Two Northwest House Democrats turned thumbs down on the conference committee stimulus package. Idaho's Walt Minnick, coming from the Blue Dog conservative side, wasn't hard to understand; like most of the other critics, he thought there was too much spending and too little likelihood the bill would get the job done. And he had the credibility of having developed an alternative of his own: “My bill was a high-powered rifle. This bill is a shotgun, and it will add nearly $1 trillion we do not have to a debt already out of control.” So, siding with the Republicans.
But then there too was the nay from Oregon's Peter DeFazio - for almost exactly the opposite reasons. Too many cuts from the bill for spending proposals, in DeFazio's view.
Of course, no one knows exactly what will work best to pump some adrenaline into the economy.
Some further attention ought to go, though, to one suggestion DeFazio had - a procedural one applying to the Senate.
The idea in the Senate is that to pass controversial legislation, you have to have not just a simple majority (50 senators and the vice president, if all are present and voting) but 60 votes to override a filibuster. The Senate rule basically is that you can't stop a senator from speaking on the floor - for hours or days - unless you round up 60 votes for "cloture." In recent years, we haven't seen many real filibusters, instead abbreviating to the idea that you need 60 votes to force a bill to the floor if the minority says it even might try to filibuster.
DeFazio's suggestion (according to the Bend Bulletin): Eliminate the niceties. If the Republicans, or anyone else, wants to filibuster, let 'em filibuster. Make 'em work for it. Let it all out there. For that matter, entertain us - and point up what's at stake at the same time.
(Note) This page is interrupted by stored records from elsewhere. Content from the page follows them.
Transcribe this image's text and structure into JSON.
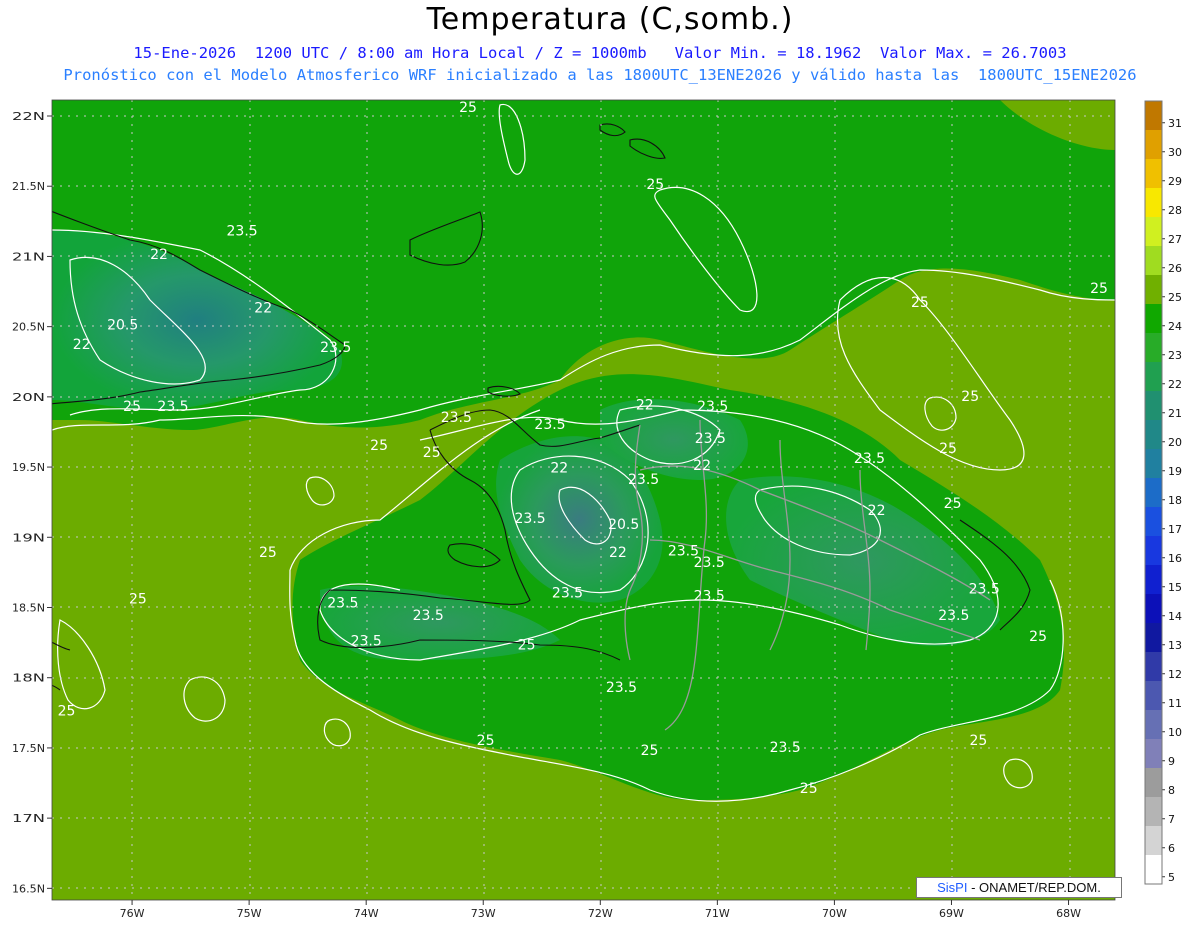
{
  "header": {
    "title": "Temperatura (C,somb.)",
    "line1": "15-Ene-2026  1200 UTC / 8:00 am Hora Local / Z = 1000mb   Valor Min. = 18.1962  Valor Max. = 26.7003",
    "line2": "Pronóstico con el Modelo Atmosferico WRF inicializado a las 1800UTC_13ENE2026 y válido hasta las  1800UTC_15ENE2026"
  },
  "axes": {
    "lat_labels": [
      "22N",
      "21.5N",
      "21N",
      "20.5N",
      "20N",
      "19.5N",
      "19N",
      "18.5N",
      "18N",
      "17.5N",
      "17N",
      "16.5N"
    ],
    "lon_labels": [
      "76W",
      "75W",
      "74W",
      "73W",
      "72W",
      "71W",
      "70W",
      "69W",
      "68W"
    ]
  },
  "contour_labels": [
    {
      "text": "25",
      "lon": -73.13,
      "lat": 22.03
    },
    {
      "text": "25",
      "lon": -71.53,
      "lat": 21.48
    },
    {
      "text": "23.5",
      "lon": -75.06,
      "lat": 21.15
    },
    {
      "text": "22",
      "lon": -75.77,
      "lat": 20.98
    },
    {
      "text": "22",
      "lon": -74.88,
      "lat": 20.6
    },
    {
      "text": "20.5",
      "lon": -76.08,
      "lat": 20.48
    },
    {
      "text": "22",
      "lon": -76.43,
      "lat": 20.34
    },
    {
      "text": "23.5",
      "lon": -74.26,
      "lat": 20.32
    },
    {
      "text": "25",
      "lon": -76.0,
      "lat": 19.9
    },
    {
      "text": "23.5",
      "lon": -75.65,
      "lat": 19.9
    },
    {
      "text": "25",
      "lon": -69.27,
      "lat": 20.64
    },
    {
      "text": "25",
      "lon": -67.74,
      "lat": 20.74
    },
    {
      "text": "25",
      "lon": -68.84,
      "lat": 19.97
    },
    {
      "text": "25",
      "lon": -73.89,
      "lat": 19.62
    },
    {
      "text": "23.5",
      "lon": -73.23,
      "lat": 19.82
    },
    {
      "text": "23.5",
      "lon": -72.43,
      "lat": 19.77
    },
    {
      "text": "25",
      "lon": -73.44,
      "lat": 19.57
    },
    {
      "text": "22",
      "lon": -71.62,
      "lat": 19.91
    },
    {
      "text": "23.5",
      "lon": -71.04,
      "lat": 19.9
    },
    {
      "text": "23.5",
      "lon": -71.06,
      "lat": 19.67
    },
    {
      "text": "22",
      "lon": -71.13,
      "lat": 19.48
    },
    {
      "text": "22",
      "lon": -72.35,
      "lat": 19.46
    },
    {
      "text": "23.5",
      "lon": -71.63,
      "lat": 19.38
    },
    {
      "text": "23.5",
      "lon": -69.7,
      "lat": 19.53
    },
    {
      "text": "25",
      "lon": -69.03,
      "lat": 19.6
    },
    {
      "text": "25",
      "lon": -68.99,
      "lat": 19.21
    },
    {
      "text": "22",
      "lon": -69.64,
      "lat": 19.16
    },
    {
      "text": "23.5",
      "lon": -72.6,
      "lat": 19.1
    },
    {
      "text": "20.5",
      "lon": -71.8,
      "lat": 19.06
    },
    {
      "text": "22",
      "lon": -71.85,
      "lat": 18.86
    },
    {
      "text": "23.5",
      "lon": -71.07,
      "lat": 18.79
    },
    {
      "text": "23.5",
      "lon": -71.29,
      "lat": 18.87
    },
    {
      "text": "25",
      "lon": -74.84,
      "lat": 18.86
    },
    {
      "text": "23.5",
      "lon": -72.28,
      "lat": 18.57
    },
    {
      "text": "23.5",
      "lon": -71.07,
      "lat": 18.55
    },
    {
      "text": "23.5",
      "lon": -74.2,
      "lat": 18.5
    },
    {
      "text": "23.5",
      "lon": -73.47,
      "lat": 18.41
    },
    {
      "text": "23.5",
      "lon": -74.0,
      "lat": 18.23
    },
    {
      "text": "25",
      "lon": -72.63,
      "lat": 18.2
    },
    {
      "text": "25",
      "lon": -75.95,
      "lat": 18.53
    },
    {
      "text": "23.5",
      "lon": -68.72,
      "lat": 18.6
    },
    {
      "text": "23.5",
      "lon": -68.98,
      "lat": 18.41
    },
    {
      "text": "25",
      "lon": -68.26,
      "lat": 18.26
    },
    {
      "text": "23.5",
      "lon": -71.82,
      "lat": 17.9
    },
    {
      "text": "25",
      "lon": -76.56,
      "lat": 17.73
    },
    {
      "text": "25",
      "lon": -72.98,
      "lat": 17.52
    },
    {
      "text": "25",
      "lon": -71.58,
      "lat": 17.45
    },
    {
      "text": "23.5",
      "lon": -70.42,
      "lat": 17.47
    },
    {
      "text": "25",
      "lon": -70.22,
      "lat": 17.18
    },
    {
      "text": "25",
      "lon": -68.77,
      "lat": 17.52
    }
  ],
  "colorbar": {
    "levels": [
      "31",
      "30",
      "29",
      "28",
      "27",
      "26",
      "25",
      "24",
      "23",
      "22",
      "21",
      "20",
      "19",
      "18",
      "17",
      "16",
      "15",
      "14",
      "13",
      "12",
      "11",
      "10",
      "9",
      "8",
      "7",
      "6",
      "5"
    ],
    "colors": [
      "#c07800",
      "#e0a000",
      "#f0c000",
      "#f8e800",
      "#d0f020",
      "#a0dc20",
      "#70b000",
      "#10a800",
      "#28ac28",
      "#20a050",
      "#209070",
      "#208888",
      "#2080a0",
      "#1c6cc8",
      "#1a50e0",
      "#1838e0",
      "#1020d0",
      "#0c10b8",
      "#1018a0",
      "#303aa8",
      "#4c58b0",
      "#6670b4",
      "#8080b8",
      "#9c9c9c",
      "#b4b4b4",
      "#d4d4d4",
      "#ffffff"
    ]
  },
  "footer": {
    "brand": "SisPI",
    "credit": " - ONAMET/REP.DOM."
  }
}
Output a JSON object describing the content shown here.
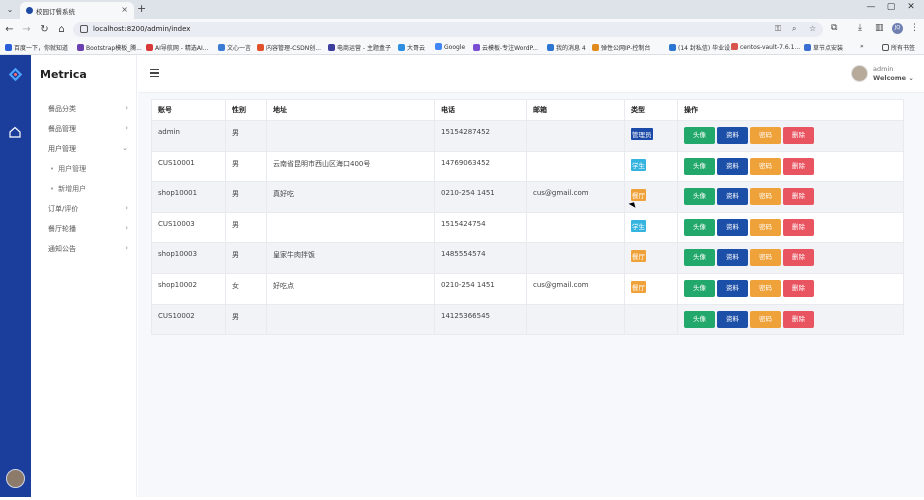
{
  "browser": {
    "tab_title": "校园订餐系统",
    "url": "localhost:8200/admin/index",
    "bookmarks": [
      {
        "label": "百度一下，你就知道",
        "color": "#2b5fd9"
      },
      {
        "label": "Bootstrap模板_腾...",
        "color": "#6a3fb0"
      },
      {
        "label": "AI导航网 - 精选AI...",
        "color": "#d93838"
      },
      {
        "label": "文心一言",
        "color": "#3a7bd5"
      },
      {
        "label": "内容管理-CSDN创...",
        "color": "#e0502b"
      },
      {
        "label": "电商运营 - 主题盒子",
        "color": "#3d3d9e"
      },
      {
        "label": "大哥云",
        "color": "#2f8fe0"
      },
      {
        "label": "Google",
        "color": "#4285f4"
      },
      {
        "label": "云模板-专注WordP...",
        "color": "#7b4fd1"
      },
      {
        "label": "我的消息 4",
        "color": "#2a76d2"
      },
      {
        "label": "弹性公网IP-控制台",
        "color": "#e08a1e"
      },
      {
        "label": "(14 封私信) 毕业设...",
        "color": "#2a76d2"
      },
      {
        "label": "centos-vault-7.6.1...",
        "color": "#d9534f"
      },
      {
        "label": "草节点安装",
        "color": "#3a6fd1"
      }
    ],
    "all_bookmarks": "所有书签",
    "profile_initials": "JQ"
  },
  "app": {
    "brand": "Metrica",
    "menu": [
      {
        "label": "餐品分类",
        "expanded": false
      },
      {
        "label": "餐品管理",
        "expanded": false
      },
      {
        "label": "用户管理",
        "expanded": true
      },
      {
        "label": "订单/评价",
        "expanded": false
      },
      {
        "label": "餐厅轮播",
        "expanded": false
      },
      {
        "label": "通知公告",
        "expanded": false
      }
    ],
    "submenu": [
      "用户管理",
      "新增用户"
    ],
    "user": {
      "name": "admin",
      "welcome": "Welcome"
    }
  },
  "table": {
    "headers": [
      "账号",
      "性别",
      "地址",
      "电话",
      "邮箱",
      "类型",
      "操作"
    ],
    "buttons": {
      "avatar": "头像",
      "profile": "资料",
      "password": "密码",
      "delete": "删除"
    },
    "rows": [
      {
        "account": "admin",
        "gender": "男",
        "address": "",
        "phone": "15154287452",
        "email": "",
        "type": "管理员",
        "type_color": "#1c4aa8"
      },
      {
        "account": "CUS10001",
        "gender": "男",
        "address": "云南省昆明市西山区海口400号",
        "phone": "14769063452",
        "email": "",
        "type": "学生",
        "type_color": "#36b4e0"
      },
      {
        "account": "shop10001",
        "gender": "男",
        "address": "真好吃",
        "phone": "0210-254 1451",
        "email": "cus@gmail.com",
        "type": "餐厅",
        "type_color": "#f0a23a"
      },
      {
        "account": "CUS10003",
        "gender": "男",
        "address": "",
        "phone": "1515424754",
        "email": "",
        "type": "学生",
        "type_color": "#36b4e0"
      },
      {
        "account": "shop10003",
        "gender": "男",
        "address": "皇家牛肉拌饭",
        "phone": "1485554574",
        "email": "",
        "type": "餐厅",
        "type_color": "#f0a23a"
      },
      {
        "account": "shop10002",
        "gender": "女",
        "address": "好吃点",
        "phone": "0210-254 1451",
        "email": "cus@gmail.com",
        "type": "餐厅",
        "type_color": "#f0a23a"
      },
      {
        "account": "CUS10002",
        "gender": "男",
        "address": "",
        "phone": "14125366545",
        "email": "",
        "type": "",
        "type_color": ""
      }
    ]
  },
  "colors": {
    "rail": "#1b3d9c",
    "btn_avatar": "#22a86b",
    "btn_profile": "#1c4fa8",
    "btn_password": "#f0a23a",
    "btn_delete": "#e95461"
  }
}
Here's a case where some bread and circuses could actually result in better lawmaking . . .